### TRY IT
Word for word, repeat all of the entries.

### PROVIDED MATERIAL
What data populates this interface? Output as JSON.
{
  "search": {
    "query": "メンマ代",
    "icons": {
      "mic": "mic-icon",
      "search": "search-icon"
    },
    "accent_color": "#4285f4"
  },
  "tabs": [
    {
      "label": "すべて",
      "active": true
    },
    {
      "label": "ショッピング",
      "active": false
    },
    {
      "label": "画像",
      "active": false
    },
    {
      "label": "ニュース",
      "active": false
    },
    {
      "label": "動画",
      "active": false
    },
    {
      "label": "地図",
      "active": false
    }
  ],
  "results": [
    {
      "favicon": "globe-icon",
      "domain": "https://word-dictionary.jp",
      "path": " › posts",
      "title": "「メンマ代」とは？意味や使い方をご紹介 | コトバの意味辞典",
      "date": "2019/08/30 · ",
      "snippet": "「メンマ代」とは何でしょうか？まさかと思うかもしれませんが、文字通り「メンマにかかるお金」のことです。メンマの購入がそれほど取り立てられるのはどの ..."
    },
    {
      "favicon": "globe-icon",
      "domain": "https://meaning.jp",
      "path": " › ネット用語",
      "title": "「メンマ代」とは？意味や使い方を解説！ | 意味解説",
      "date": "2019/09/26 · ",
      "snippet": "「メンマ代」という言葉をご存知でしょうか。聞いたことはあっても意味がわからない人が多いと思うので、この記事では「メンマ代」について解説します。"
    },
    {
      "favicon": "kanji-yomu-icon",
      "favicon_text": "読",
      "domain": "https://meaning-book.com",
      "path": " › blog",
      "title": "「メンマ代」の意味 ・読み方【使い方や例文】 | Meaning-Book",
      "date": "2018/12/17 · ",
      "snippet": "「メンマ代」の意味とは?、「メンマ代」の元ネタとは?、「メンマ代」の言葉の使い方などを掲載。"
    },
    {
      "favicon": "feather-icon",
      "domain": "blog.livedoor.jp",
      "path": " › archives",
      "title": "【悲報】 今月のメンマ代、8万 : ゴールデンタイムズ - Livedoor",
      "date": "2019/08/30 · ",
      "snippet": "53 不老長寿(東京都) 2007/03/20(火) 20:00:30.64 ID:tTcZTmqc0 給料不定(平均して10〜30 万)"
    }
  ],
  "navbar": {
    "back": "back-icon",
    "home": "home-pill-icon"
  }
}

### RESULT FOR THIS TASK
What data populates this interface? Output as JSON.
{
  "search": {
    "query": "メンマ代",
    "icons": {
      "mic": "mic-icon",
      "search": "search-icon"
    },
    "accent_color": "#4285f4"
  },
  "tabs": [
    {
      "label": "すべて",
      "active": true
    },
    {
      "label": "ショッピング",
      "active": false
    },
    {
      "label": "画像",
      "active": false
    },
    {
      "label": "ニュース",
      "active": false
    },
    {
      "label": "動画",
      "active": false
    },
    {
      "label": "地図",
      "active": false
    }
  ],
  "results": [
    {
      "favicon": "globe-icon",
      "domain": "https://word-dictionary.jp",
      "path": " › posts",
      "title": "「メンマ代」とは？意味や使い方をご紹介 | コトバの意味辞典",
      "date": "2019/08/30 · ",
      "snippet": "「メンマ代」とは何でしょうか？まさかと思うかもしれませんが、文字通り「メンマにかかるお金」のことです。メンマの購入がそれほど取り立てられるのはどの ..."
    },
    {
      "favicon": "globe-icon",
      "domain": "https://meaning.jp",
      "path": " › ネット用語",
      "title": "「メンマ代」とは？意味や使い方を解説！ | 意味解説",
      "date": "2019/09/26 · ",
      "snippet": "「メンマ代」という言葉をご存知でしょうか。聞いたことはあっても意味がわからない人が多いと思うので、この記事では「メンマ代」について解説します。"
    },
    {
      "favicon": "kanji-yomu-icon",
      "favicon_text": "読",
      "domain": "https://meaning-book.com",
      "path": " › blog",
      "title": "「メンマ代」の意味 ・読み方【使い方や例文】 | Meaning-Book",
      "date": "2018/12/17 · ",
      "snippet": "「メンマ代」の意味とは?、「メンマ代」の元ネタとは?、「メンマ代」の言葉の使い方などを掲載。"
    },
    {
      "favicon": "feather-icon",
      "domain": "blog.livedoor.jp",
      "path": " › archives",
      "title": "【悲報】 今月のメンマ代、8万 : ゴールデンタイムズ - Livedoor",
      "date": "2019/08/30 · ",
      "snippet": "53 不老長寿(東京都) 2007/03/20(火) 20:00:30.64 ID:tTcZTmqc0 給料不定(平均して10〜30 万)"
    }
  ],
  "navbar": {
    "back": "back-icon",
    "home": "home-pill-icon"
  }
}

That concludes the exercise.